There is a growing controversy between the Beacon and the University of Arkansas “Special Collections” library over the Beacon’s recent use of archived recordings from the library’s Roy Reed collection. Reed, a former journalist and professor in Arkansas, donated the recordings and other personal papers to the university between 1989 and 2000.
At issue is this Beacon article from June 15 titled “The Hillary Tapes: Clinton tells of defense of child rapist in newly unearthed recordings.”
In summary, the university is arguing the Beacon failed to obtain permission to publish the recordings and is demanding that the Beacon remove them from its website. The Beacon is arguing the university never told them of any restrictions and shouldn’t have to comply with them retroactively. Here’s an excerpt from the letter the Beacon’s lawyers sent to the library:
Your letter fails to provide a single reason why the Free Beacon cannot continue to publish this information. Your staff provided the recordings to the Free Beacon without any condition, apprised the Free Beacon of no “policies” limiting their dissemination, and required no agreement to be signed prior to receiving them.
You now assert that the Free Beacon violated the “policies of Special Collections,” yet you fail to quote or cite these “policies,” or explain how they bind my client. You mention a “permission to publish form,” but the Free Beacon never signed this form, nor has it ever agreed to sign it. Your staff unconditionally provided the audio recordings to the Free Beacon and the Free Beacon did not agree to any restrictions on their use. Therefore, the Free Beacon was free to publish this information, and continues to be free to do so.
A couple points to make. One, the “policies of Special Collections” are available on the library’s website and are quite clear regarding the publishing of material from the library:
Note: Publication of any material found in the manuscript collections of the University of Arkansas Libraries Special Collections is permitted only after a completed “Permission to Publish Request” is approved and signed by the Head of the Department. See “Forms for Requesting from Special Collections” for more information.
But, two, other than this “permission to publish” form, I don’t see any other restrictions on the material used in the Beacon piece. You can see a list of everything that’s in the Roy Reed collection here, and only one box of materials — No. 26 — is labeled as “restricted.” This lone box, according to the description of its contents, doesn’t contain anything related to Hillary anyway.
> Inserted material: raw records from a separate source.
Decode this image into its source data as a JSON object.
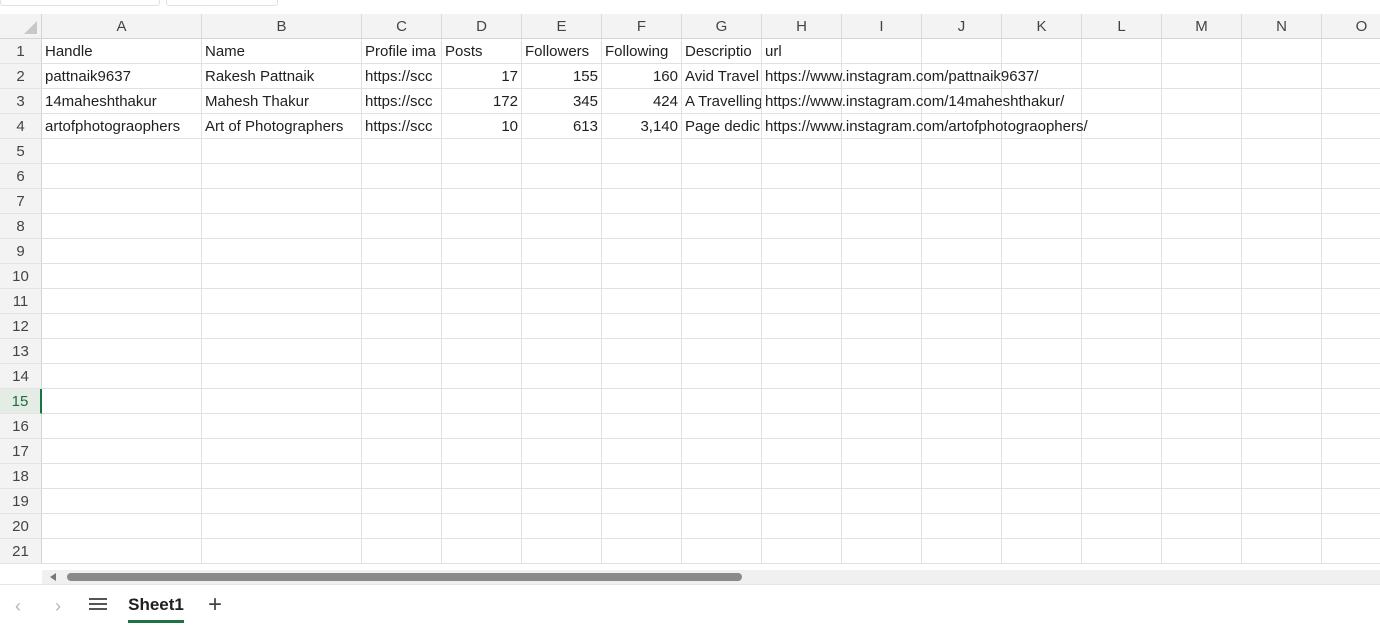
{
  "columns": [
    "A",
    "B",
    "C",
    "D",
    "E",
    "F",
    "G",
    "H",
    "I",
    "J",
    "K",
    "L",
    "M",
    "N",
    "O"
  ],
  "rows": [
    "1",
    "2",
    "3",
    "4",
    "5",
    "6",
    "7",
    "8",
    "9",
    "10",
    "11",
    "12",
    "13",
    "14",
    "15",
    "16",
    "17",
    "18",
    "19",
    "20",
    "21"
  ],
  "active_row": "15",
  "header": {
    "handle": "Handle",
    "name": "Name",
    "profile_image": "Profile ima",
    "posts": "Posts",
    "followers": "Followers",
    "following": "Following",
    "description": "Descriptio",
    "url": "url"
  },
  "records": [
    {
      "handle": "pattnaik9637",
      "name": "Rakesh Pattnaik",
      "profile_image": "https://scc",
      "posts": "17",
      "followers": "155",
      "following": "160",
      "description": "Avid Travel",
      "url": "https://www.instagram.com/pattnaik9637/"
    },
    {
      "handle": "14maheshthakur",
      "name": "Mahesh Thakur",
      "profile_image": "https://scc",
      "posts": "172",
      "followers": "345",
      "following": "424",
      "description": "A Travelling",
      "url": "https://www.instagram.com/14maheshthakur/"
    },
    {
      "handle": "artofphotograophers",
      "name": "Art of Photographers",
      "profile_image": "https://scc",
      "posts": "10",
      "followers": "613",
      "following": "3,140",
      "description": "Page dedic",
      "url": "https://www.instagram.com/artofphotograophers/"
    }
  ],
  "sheet_tab": "Sheet1",
  "icons": {
    "prev": "chevron-left-icon",
    "next": "chevron-right-icon",
    "menu": "hamburger-icon",
    "add": "plus-icon"
  },
  "colors": {
    "accent": "#1e7145",
    "header_bg": "#f3f3f3",
    "gridline": "#e1e1e1"
  }
}
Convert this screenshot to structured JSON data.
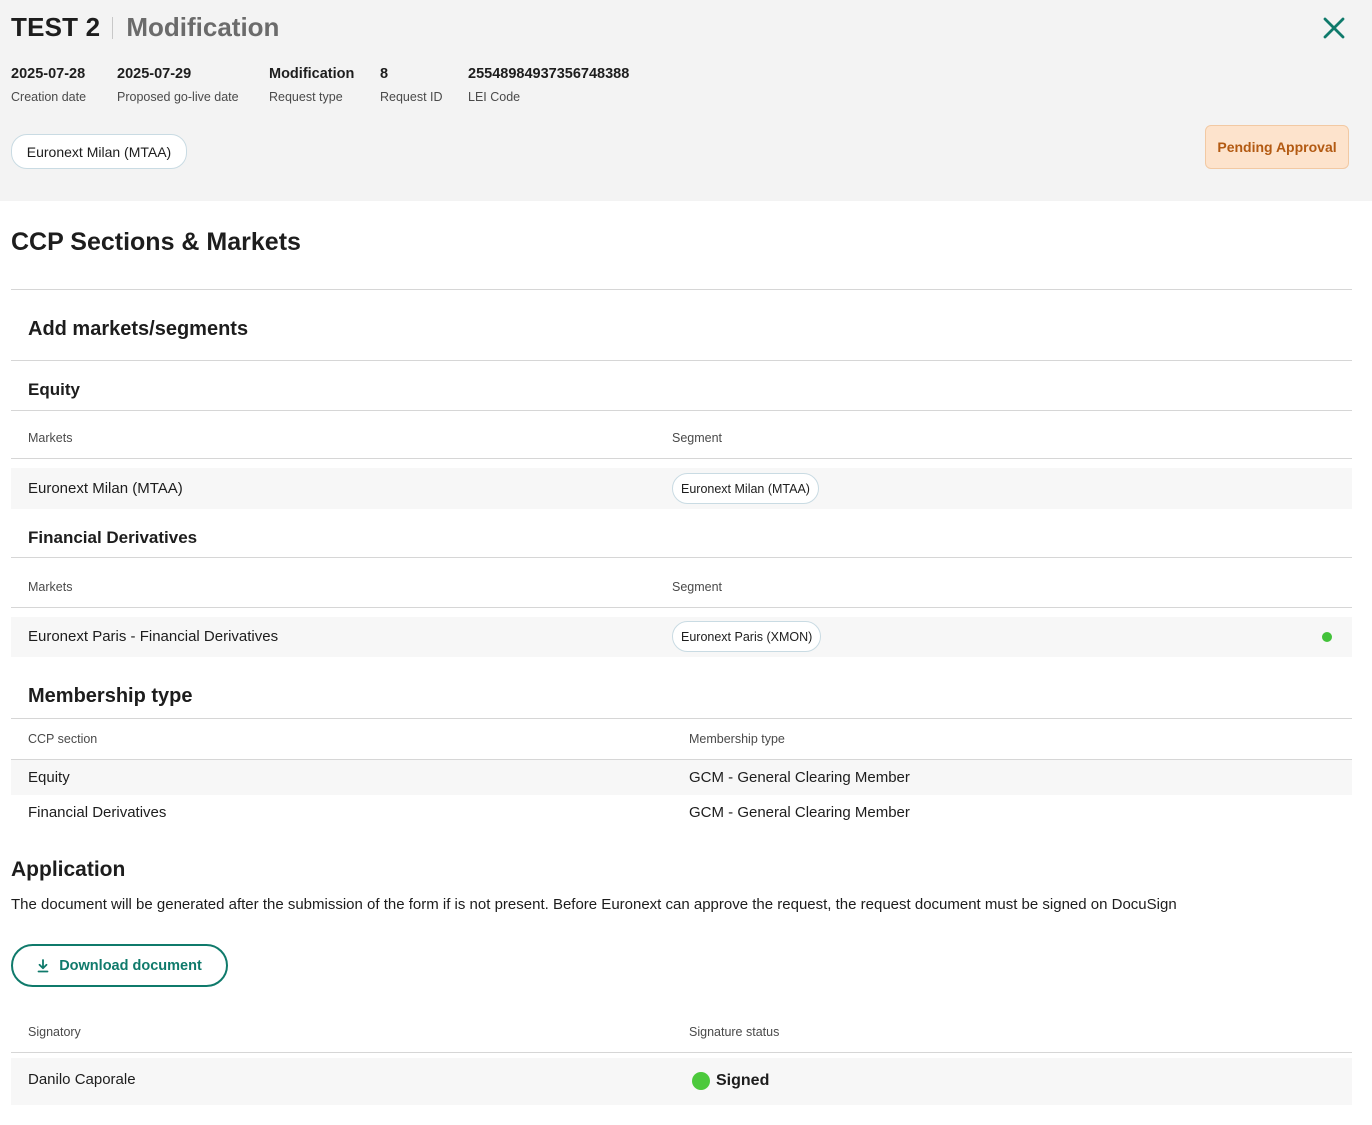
{
  "header": {
    "title": "TEST 2",
    "subtitle": "Modification",
    "meta": [
      {
        "value": "2025-07-28",
        "label": "Creation date"
      },
      {
        "value": "2025-07-29",
        "label": "Proposed go-live date"
      },
      {
        "value": "Modification",
        "label": "Request type"
      },
      {
        "value": "8",
        "label": "Request ID"
      },
      {
        "value": "25548984937356748388",
        "label": "LEI Code"
      }
    ],
    "market_chip": "Euronext Milan (MTAA)",
    "status": "Pending Approval",
    "close_icon": "close-icon"
  },
  "main": {
    "title": "CCP Sections & Markets",
    "add_markets_title": "Add markets/segments",
    "sections": [
      {
        "name": "Equity",
        "col_markets": "Markets",
        "col_segment": "Segment",
        "rows": [
          {
            "market": "Euronext Milan (MTAA)",
            "segment": "Euronext Milan (MTAA)"
          }
        ]
      },
      {
        "name": "Financial Derivatives",
        "col_markets": "Markets",
        "col_segment": "Segment",
        "rows": [
          {
            "market": "Euronext Paris - Financial Derivatives",
            "segment": "Euronext Paris (XMON)"
          }
        ]
      }
    ],
    "membership": {
      "title": "Membership type",
      "col_section": "CCP section",
      "col_type": "Membership type",
      "rows": [
        {
          "section": "Equity",
          "type": "GCM - General Clearing Member"
        },
        {
          "section": "Financial Derivatives",
          "type": "GCM - General Clearing Member"
        }
      ]
    },
    "application": {
      "title": "Application",
      "description": "The document will be generated after the submission of the form if is not present. Before Euronext can approve the request, the request document must be signed on DocuSign",
      "download_label": "Download document",
      "col_signatory": "Signatory",
      "col_status": "Signature status",
      "rows": [
        {
          "signatory": "Danilo Caporale",
          "status": "Signed"
        }
      ]
    }
  },
  "colors": {
    "accent": "#0f7a6b",
    "status_bg": "#fde3cc",
    "status_text": "#b35a12",
    "signed_green": "#4cc93c"
  }
}
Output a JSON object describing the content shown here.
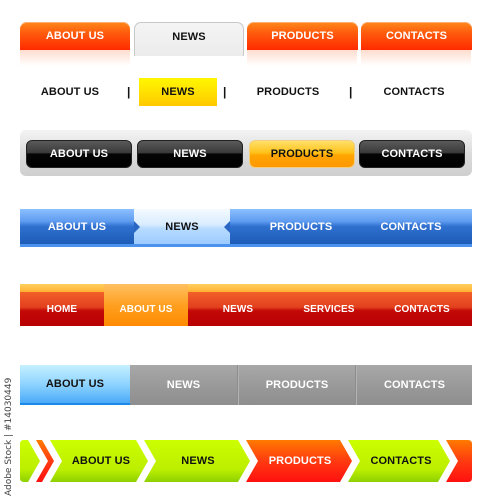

At this point, it’s the university that needs to respond and answer why the Beacon would have been denied permission to publish these recordings in the first place. Because from what I’m seeing, there’s no issue with their use by the media or researchers other than that they’re embarrassing to Hillary Clinton.